Definition:  Cooperating and working effectively with others in the pursuit of common goals. 


 6 Tips for Building a Collaborative Team 

  1. Have a Common Purpose and Goal: Create and/or review the team's mission and purpose. Discuss why the team exists. Allow each team member to express commitment. 

  1. Trust Each Other: Be honest. Work to eliminate conflicts of interests. Avoid talking behind each other's back. 

  1. Clarify Roles:  Relate team member expectations to the team's overall purpose. Clarify responsibilities when action planning. Learn what others do on the team. Figure out ways to help each other. 

  1. Communicate Openly and Effectively:  Seek to understand all angles. Take responsibility for being heard and understood. Work to clear up misunderstandings quickly and accurately. Reinforce and recognize team member efforts. 

  1. Appreciate Diversity: Remember that reasonable people can and do differ with each other. Try to learn as much as you can from others. Evaluate a new idea based on its merits. 

  1. Balance the Teams Focus: Hold team celebrations for achieving results. Praise individual effort. Design individual performance goals that emphasize both results and teamwork. 

Adapted from 

Self-Directed Learning Activities 

Relevant Readings:


  • Bushe, G. (2011). Clear leadership: Sustaining real collaboration and partnership at work. Nicholas Brealey Publishing. 
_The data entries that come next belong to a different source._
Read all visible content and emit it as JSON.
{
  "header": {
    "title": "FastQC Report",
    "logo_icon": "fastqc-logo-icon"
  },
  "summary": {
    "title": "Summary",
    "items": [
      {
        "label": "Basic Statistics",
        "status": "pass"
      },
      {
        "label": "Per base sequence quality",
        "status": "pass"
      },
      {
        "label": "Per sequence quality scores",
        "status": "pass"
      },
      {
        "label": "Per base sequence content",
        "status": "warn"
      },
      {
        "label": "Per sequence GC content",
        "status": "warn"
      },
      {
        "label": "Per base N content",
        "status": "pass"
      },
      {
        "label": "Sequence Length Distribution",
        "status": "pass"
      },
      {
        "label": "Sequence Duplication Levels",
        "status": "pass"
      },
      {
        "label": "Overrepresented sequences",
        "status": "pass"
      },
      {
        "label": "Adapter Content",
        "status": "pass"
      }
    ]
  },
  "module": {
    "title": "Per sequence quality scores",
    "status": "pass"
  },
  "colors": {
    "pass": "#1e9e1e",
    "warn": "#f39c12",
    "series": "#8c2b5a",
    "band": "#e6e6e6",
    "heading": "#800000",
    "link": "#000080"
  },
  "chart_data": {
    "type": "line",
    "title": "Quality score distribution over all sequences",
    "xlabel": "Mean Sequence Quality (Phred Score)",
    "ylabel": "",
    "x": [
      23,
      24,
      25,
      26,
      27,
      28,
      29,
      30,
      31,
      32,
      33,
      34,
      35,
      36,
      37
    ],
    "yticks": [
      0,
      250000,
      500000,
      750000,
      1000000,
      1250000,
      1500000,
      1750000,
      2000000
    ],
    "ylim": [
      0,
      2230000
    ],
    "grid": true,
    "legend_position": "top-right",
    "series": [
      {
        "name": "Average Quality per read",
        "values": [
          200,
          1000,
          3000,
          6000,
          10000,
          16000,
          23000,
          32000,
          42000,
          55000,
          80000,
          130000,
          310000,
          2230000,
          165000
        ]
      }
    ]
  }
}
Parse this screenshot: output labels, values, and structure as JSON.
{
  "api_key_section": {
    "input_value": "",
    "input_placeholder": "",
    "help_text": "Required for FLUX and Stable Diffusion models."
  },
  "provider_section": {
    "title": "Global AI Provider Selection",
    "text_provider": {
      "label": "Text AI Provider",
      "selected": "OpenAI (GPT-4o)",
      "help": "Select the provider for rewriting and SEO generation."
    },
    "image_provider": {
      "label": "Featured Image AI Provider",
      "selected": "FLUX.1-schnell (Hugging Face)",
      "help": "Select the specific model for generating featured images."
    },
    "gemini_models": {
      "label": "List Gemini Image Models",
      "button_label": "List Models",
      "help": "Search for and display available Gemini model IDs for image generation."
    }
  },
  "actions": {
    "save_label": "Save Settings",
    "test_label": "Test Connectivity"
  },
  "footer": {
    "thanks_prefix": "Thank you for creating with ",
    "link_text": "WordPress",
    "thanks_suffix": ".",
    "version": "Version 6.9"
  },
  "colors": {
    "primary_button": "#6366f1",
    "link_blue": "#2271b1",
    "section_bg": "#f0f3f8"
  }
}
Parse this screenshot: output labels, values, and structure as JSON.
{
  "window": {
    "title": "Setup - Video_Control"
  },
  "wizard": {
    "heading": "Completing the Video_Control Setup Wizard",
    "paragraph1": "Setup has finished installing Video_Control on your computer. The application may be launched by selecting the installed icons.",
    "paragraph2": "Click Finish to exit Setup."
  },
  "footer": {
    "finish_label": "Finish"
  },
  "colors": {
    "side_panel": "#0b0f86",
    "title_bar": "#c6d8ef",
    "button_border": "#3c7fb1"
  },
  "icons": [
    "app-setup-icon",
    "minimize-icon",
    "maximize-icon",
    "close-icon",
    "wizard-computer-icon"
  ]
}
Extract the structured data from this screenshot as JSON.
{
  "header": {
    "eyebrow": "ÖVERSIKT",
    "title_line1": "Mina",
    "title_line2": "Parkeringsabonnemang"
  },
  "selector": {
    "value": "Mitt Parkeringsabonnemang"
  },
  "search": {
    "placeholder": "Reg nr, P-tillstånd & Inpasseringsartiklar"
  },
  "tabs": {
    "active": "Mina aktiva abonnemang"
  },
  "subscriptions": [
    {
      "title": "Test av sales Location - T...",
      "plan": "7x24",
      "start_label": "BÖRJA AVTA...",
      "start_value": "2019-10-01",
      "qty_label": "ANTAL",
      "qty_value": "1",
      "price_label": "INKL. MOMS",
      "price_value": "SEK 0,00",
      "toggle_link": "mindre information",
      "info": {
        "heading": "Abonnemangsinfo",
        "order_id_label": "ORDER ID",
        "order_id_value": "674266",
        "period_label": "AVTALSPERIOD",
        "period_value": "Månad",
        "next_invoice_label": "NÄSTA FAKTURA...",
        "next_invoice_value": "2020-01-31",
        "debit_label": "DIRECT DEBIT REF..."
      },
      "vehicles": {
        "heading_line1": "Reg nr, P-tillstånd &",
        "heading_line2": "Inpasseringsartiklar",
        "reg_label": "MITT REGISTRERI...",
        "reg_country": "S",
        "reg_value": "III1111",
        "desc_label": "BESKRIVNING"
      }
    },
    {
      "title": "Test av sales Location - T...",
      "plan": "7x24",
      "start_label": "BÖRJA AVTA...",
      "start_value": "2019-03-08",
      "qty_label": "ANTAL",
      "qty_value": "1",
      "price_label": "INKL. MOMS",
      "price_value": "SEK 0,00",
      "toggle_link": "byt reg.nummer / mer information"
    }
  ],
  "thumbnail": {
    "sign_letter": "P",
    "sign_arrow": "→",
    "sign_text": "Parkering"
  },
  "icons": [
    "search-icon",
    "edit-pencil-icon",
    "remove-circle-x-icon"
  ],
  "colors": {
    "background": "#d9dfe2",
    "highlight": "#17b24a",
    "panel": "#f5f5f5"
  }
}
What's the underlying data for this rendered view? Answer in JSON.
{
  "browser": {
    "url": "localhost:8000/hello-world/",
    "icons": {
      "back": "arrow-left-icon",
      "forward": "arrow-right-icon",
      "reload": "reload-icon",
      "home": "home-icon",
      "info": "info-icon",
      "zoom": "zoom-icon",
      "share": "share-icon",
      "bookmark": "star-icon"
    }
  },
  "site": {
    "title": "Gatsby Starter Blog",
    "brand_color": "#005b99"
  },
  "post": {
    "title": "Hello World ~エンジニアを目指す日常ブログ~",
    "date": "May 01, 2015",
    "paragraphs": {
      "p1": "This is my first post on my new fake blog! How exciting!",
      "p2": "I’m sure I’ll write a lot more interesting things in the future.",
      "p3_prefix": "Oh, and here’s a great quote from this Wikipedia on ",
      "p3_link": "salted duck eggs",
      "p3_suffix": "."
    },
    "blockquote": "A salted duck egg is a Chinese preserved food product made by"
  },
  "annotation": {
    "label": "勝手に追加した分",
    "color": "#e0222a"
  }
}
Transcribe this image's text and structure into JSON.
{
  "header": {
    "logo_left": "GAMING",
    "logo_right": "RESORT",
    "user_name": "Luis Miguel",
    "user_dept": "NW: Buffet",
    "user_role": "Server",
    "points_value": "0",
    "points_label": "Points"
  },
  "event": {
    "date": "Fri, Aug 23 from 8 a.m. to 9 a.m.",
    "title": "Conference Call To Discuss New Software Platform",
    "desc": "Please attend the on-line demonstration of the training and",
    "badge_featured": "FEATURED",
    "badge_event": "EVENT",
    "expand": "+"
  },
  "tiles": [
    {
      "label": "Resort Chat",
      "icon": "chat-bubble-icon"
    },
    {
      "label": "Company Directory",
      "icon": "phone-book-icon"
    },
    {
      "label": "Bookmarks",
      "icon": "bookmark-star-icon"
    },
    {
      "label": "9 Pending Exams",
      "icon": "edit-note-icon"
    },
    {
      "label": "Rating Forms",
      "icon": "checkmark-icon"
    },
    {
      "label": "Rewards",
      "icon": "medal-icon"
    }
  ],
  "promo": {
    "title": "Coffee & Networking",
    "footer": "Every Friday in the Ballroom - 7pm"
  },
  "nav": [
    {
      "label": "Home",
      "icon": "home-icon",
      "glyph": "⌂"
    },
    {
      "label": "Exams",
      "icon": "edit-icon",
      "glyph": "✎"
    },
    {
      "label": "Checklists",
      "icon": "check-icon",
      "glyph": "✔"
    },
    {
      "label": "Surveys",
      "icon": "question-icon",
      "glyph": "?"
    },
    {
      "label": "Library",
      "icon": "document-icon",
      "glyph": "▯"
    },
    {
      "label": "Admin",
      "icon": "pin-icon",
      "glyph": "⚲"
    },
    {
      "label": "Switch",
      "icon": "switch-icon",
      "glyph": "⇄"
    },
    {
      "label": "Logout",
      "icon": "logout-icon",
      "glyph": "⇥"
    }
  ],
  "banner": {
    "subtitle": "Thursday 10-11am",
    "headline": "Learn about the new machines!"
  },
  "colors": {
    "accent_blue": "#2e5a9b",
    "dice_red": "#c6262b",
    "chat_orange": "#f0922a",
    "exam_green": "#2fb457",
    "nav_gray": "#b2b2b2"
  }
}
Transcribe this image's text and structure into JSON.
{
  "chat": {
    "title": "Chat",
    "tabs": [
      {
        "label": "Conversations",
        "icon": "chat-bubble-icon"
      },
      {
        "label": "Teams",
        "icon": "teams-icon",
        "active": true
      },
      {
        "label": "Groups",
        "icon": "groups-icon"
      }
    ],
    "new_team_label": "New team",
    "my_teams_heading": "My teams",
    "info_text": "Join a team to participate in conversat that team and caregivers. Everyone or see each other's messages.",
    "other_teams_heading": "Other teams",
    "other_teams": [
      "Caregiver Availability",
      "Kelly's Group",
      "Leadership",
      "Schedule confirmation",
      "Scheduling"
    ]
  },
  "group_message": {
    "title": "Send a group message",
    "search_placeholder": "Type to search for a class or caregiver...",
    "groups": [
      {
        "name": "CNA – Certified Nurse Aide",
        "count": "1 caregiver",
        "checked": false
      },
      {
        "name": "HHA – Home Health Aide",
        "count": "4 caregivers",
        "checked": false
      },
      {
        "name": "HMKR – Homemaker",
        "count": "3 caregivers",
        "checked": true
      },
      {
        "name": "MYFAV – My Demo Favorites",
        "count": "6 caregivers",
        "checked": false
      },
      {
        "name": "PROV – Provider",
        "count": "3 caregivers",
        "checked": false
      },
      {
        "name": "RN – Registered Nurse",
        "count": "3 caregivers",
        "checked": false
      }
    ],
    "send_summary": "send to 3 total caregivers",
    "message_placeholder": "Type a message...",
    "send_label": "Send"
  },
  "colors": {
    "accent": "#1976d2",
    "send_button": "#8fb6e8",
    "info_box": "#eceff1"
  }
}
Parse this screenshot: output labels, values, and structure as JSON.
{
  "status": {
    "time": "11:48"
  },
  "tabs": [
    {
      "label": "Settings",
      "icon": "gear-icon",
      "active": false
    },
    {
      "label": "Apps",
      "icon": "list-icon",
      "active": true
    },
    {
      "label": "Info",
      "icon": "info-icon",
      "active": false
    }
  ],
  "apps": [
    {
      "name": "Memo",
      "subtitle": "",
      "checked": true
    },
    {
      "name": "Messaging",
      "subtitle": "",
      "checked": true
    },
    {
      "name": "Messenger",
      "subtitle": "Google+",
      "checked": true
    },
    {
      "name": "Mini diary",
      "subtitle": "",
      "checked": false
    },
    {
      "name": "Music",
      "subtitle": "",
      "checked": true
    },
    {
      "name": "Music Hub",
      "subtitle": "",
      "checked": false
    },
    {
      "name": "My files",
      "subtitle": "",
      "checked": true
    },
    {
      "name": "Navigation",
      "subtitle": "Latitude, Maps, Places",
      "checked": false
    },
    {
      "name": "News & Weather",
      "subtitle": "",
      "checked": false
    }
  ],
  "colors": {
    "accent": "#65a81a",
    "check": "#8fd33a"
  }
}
  • Cain, J., & Jolliff, B. (1998). Teamwork & Teamplay: A Guide to Cooperative, Challenge and Adventure Activities That Build Confidence, Cooperation, Teamwork, Creativity, Trust, Decision Making, Conflict Resolution, Resource Management, Communication, Effective Feedback and Problem Solving Skills.  Dubuque, IA: Kendall/Hunt Publishing Company, Dubuque. 

  • Frisch, B, (2011). Harvard business review on building better teams. Boston, MA: Harvard Business School Publishing Corporation. 

  • Maxwell, J. C. (2013). The 17 indisputable laws of teamwork: Embrace them and empower your team. Thomas Nelson Inc. (LINK ABSTRACT PDF) 

  • Parker, G. M. (2008). Team players and teamwork: New strategies for developing successful collaboration. San Francisco, CA: John Wiley & Sons. (LINK PDF) 

  •  Katzenbach, J. R., & Smith, D. K. (2005). The discipline of teams. Harvard Business Review, 83(7), 162. 


Self-Guided Activities:

  • Spontaneously offer to help someone, even if you are busy. Pay extra attention to assisting new team members.  

  • Help other team members improve their understanding and collaboration with one another. Share information about work being done and processes and procedures that need to be followed.  

  • To promote teamwork among groups, try to discourage “us versus them” thinking. Keep an eye out for “us versus them” thinking and discussions. Check yourself and caution others when they talk in those terms. Remind them of the larger organizational objectives. 

Guided Learning Activities 


  • Learn about your collaboration skills. Gather feedback from others on your collaboration styles and tactics, and periodically evaluate your performance based on the feedback. Formulate developmental plans with your supervisor based on the feedback you receive. 

  • Suggest mini-retreats for your team. These can be as long as an entire weekend, or a short as a trip to lunch. These can help build team spirit and commitment and enable all team members to get to know one another personally.  

  • Work with your supervisor to identify an opportunity for you to lead a team within your department. Follow the steps outlined above to build collaboration among the team members and document your experiences in a learning journal. Set up touch base meetings with supervisor to discuss your team’s progress.  

  • If possible, try to talk to each of your team members about their goals and responsibilities. Shadow them and ask them if they need help if you have time. This will allow you to observe and understand how each team member contributes to the goals of the team. 

Formal Training/Education 

School and Course Module(s):

  • Northwest College:  CO/M 2015 - Leadership Skills 

  • This course is designed to educate specified groups in effective leadership skills. Includes discussion and practice in teamwork, communication, critical thinking and problem solving, planning, conflict management, and social responsibility. 

  • Eastern Wyoming College: MGT 1000 Introduction to Supervision  

  • This course seeks to develop an understanding and appreciation of the basic concepts of supervision, to include planning, organizing, human resources management, directing, and controlling. Topics covered also include motivation, delegation, leadership, communications, team-building, total quality management, and discipline. 

Other Trainings: